- _How to complete this task_
Select and reproduce each line of the listing below that bears the string "Audit".

- _Records shown_
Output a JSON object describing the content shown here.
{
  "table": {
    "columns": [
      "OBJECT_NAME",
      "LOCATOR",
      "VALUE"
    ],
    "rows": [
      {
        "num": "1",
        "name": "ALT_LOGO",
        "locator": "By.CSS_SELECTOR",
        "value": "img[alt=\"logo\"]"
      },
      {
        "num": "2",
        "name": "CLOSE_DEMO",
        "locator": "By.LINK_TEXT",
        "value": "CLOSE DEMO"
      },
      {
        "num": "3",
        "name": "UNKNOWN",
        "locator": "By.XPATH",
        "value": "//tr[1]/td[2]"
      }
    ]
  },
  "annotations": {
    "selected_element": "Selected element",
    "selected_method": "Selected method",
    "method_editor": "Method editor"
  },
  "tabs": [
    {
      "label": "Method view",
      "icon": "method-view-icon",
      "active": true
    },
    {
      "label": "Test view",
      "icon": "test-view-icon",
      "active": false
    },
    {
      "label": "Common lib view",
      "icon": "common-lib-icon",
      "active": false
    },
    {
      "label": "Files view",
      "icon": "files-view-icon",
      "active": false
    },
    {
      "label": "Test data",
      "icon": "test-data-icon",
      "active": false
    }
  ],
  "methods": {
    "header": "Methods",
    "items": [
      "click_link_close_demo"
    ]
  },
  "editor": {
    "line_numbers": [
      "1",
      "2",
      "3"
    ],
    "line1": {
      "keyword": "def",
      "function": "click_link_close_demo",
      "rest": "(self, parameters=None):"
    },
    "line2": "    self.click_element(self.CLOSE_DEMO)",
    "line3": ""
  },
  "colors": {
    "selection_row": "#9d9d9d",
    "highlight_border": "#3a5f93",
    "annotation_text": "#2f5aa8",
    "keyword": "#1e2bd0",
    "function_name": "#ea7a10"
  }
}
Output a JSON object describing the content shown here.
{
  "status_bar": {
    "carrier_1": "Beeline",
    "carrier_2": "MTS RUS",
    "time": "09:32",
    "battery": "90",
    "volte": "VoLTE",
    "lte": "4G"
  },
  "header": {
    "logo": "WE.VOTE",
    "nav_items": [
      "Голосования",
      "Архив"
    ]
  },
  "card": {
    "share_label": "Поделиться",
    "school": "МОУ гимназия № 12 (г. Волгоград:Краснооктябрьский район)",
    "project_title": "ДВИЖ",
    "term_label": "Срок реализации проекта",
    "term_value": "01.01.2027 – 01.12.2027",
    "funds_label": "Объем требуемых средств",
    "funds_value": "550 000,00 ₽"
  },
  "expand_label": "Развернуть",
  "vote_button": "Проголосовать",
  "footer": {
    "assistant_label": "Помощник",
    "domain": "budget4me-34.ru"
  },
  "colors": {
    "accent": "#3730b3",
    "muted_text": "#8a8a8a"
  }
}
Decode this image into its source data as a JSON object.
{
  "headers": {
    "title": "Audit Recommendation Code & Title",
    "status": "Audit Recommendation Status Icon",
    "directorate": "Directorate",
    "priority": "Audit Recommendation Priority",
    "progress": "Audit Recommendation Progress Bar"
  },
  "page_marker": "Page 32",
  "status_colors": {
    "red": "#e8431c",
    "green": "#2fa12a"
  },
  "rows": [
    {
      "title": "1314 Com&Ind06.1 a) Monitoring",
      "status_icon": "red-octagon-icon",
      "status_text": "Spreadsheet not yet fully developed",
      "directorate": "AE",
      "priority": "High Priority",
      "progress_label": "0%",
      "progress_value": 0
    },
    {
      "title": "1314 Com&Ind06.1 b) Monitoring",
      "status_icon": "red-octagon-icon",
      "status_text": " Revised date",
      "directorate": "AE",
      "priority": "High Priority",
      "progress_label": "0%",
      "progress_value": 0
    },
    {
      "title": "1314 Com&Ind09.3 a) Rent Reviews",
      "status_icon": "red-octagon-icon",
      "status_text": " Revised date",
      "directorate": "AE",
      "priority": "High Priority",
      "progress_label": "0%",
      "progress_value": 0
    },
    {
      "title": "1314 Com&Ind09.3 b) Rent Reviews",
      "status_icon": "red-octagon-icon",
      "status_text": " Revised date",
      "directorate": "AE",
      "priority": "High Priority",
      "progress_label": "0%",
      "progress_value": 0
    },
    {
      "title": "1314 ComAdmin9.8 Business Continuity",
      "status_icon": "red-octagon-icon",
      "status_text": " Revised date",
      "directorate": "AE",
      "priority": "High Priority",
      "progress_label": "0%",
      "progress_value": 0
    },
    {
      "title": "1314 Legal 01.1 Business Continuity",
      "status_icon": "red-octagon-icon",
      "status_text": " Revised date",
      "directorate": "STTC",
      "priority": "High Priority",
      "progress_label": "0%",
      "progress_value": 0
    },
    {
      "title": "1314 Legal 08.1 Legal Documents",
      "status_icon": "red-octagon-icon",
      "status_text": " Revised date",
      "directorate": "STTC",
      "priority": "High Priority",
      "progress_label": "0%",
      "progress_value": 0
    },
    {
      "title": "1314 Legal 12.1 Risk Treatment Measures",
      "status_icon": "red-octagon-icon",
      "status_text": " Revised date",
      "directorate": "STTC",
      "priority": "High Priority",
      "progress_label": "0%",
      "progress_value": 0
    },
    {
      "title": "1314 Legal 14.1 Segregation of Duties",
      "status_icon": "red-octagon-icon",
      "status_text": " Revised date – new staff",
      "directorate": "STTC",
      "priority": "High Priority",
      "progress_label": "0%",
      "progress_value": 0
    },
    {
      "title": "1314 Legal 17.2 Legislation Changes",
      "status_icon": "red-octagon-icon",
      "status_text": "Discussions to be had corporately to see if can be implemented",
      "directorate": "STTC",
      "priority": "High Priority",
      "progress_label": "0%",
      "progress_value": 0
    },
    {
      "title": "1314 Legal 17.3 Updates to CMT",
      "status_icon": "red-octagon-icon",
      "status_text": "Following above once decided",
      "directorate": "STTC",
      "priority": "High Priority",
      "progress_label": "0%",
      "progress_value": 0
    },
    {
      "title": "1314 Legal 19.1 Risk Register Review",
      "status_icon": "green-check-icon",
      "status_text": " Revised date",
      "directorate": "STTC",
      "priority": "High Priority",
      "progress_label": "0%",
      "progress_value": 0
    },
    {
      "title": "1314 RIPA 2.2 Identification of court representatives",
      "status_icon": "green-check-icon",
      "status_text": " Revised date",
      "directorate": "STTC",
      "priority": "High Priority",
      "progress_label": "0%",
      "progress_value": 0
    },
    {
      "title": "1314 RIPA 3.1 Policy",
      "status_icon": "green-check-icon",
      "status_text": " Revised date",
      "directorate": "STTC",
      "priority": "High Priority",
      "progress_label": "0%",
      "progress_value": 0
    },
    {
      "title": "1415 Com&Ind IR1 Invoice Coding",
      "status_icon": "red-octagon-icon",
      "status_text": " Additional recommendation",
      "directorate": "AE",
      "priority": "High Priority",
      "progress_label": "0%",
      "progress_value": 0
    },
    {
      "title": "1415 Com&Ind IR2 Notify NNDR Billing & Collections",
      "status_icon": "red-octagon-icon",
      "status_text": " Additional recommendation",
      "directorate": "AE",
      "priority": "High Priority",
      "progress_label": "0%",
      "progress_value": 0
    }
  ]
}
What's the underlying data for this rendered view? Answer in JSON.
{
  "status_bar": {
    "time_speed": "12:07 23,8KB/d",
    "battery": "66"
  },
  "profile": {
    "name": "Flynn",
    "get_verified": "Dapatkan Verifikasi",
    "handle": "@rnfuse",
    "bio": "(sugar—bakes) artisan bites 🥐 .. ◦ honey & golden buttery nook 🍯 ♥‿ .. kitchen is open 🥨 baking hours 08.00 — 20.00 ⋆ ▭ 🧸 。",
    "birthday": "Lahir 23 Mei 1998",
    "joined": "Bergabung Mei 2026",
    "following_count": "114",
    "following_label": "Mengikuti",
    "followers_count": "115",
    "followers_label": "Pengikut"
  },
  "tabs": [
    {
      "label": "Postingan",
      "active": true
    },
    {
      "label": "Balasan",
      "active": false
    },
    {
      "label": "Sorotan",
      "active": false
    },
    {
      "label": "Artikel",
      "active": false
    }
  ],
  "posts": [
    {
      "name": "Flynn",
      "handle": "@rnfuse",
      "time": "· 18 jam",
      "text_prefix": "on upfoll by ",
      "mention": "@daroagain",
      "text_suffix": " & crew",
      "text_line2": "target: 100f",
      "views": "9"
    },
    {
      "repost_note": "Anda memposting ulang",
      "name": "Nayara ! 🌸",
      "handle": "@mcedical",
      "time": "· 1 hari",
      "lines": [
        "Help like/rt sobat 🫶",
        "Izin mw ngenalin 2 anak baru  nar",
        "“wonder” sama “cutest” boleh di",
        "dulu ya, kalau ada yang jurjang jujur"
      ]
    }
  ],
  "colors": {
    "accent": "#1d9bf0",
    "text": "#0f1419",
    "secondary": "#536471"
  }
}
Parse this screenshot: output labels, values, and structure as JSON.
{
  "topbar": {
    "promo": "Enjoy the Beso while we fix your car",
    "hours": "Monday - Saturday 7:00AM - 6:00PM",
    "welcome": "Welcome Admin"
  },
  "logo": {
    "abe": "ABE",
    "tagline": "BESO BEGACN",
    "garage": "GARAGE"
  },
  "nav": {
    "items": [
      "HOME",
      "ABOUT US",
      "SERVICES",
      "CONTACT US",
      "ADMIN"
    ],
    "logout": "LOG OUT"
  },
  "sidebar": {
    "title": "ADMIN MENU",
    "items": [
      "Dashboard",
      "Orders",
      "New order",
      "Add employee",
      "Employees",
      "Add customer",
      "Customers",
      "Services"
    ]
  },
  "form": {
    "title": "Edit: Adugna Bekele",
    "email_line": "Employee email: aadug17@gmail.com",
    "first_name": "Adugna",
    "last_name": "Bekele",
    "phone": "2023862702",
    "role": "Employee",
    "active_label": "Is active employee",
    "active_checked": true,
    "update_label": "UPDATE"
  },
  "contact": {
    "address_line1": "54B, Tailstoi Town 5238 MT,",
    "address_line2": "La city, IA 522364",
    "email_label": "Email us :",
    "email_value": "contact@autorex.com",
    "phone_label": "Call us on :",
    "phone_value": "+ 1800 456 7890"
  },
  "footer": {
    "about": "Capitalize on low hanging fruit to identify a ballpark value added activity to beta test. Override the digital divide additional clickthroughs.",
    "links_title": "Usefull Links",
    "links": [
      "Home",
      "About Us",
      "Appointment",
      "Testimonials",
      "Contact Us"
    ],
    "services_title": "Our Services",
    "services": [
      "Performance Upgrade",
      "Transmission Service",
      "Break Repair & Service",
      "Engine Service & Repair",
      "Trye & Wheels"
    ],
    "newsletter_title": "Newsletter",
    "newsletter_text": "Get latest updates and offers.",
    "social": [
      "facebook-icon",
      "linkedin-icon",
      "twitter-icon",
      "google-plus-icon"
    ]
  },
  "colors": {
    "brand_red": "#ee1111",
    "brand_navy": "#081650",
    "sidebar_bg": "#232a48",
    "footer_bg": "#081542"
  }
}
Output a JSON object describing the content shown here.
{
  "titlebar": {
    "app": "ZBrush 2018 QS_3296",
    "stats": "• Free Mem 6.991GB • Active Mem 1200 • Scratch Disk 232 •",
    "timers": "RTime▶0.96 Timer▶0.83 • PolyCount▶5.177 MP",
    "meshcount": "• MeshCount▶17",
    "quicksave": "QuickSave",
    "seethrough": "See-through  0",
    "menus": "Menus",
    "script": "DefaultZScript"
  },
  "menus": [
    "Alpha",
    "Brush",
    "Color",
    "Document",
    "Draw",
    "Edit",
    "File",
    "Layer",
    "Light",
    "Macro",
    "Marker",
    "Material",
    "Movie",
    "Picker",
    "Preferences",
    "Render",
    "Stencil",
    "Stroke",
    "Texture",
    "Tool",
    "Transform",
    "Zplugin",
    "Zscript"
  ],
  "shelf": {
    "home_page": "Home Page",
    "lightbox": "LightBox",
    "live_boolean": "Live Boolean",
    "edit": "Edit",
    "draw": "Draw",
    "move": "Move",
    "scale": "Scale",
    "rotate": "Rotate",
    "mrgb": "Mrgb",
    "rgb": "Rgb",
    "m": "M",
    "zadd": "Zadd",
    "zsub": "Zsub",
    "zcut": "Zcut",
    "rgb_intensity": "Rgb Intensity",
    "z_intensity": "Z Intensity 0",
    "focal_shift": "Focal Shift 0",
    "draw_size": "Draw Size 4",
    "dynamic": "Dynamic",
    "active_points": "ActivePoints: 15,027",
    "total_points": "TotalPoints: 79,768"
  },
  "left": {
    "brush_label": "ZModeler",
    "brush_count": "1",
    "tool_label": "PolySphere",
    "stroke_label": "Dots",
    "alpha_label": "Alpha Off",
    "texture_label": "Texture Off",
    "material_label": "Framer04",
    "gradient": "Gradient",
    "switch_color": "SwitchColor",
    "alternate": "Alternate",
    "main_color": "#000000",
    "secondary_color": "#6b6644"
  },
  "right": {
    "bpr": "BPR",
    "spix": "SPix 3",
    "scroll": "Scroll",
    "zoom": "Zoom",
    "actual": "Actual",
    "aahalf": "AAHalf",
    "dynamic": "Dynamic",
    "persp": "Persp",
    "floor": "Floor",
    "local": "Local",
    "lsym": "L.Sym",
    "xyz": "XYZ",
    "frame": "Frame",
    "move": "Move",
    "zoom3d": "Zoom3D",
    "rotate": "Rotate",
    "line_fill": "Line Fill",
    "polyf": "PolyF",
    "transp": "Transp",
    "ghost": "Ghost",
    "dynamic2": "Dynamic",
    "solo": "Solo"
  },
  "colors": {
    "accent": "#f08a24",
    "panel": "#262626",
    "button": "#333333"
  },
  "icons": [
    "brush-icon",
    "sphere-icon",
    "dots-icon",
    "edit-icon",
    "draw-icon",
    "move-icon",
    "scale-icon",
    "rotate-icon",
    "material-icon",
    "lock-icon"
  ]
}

- _Task response_
    "title": "Audit Recommendation Code & Title",
    "status": "Audit Recommendation Status Icon",
    "priority": "Audit Recommendation Priority",
    "progress": "Audit Recommendation Progress Bar"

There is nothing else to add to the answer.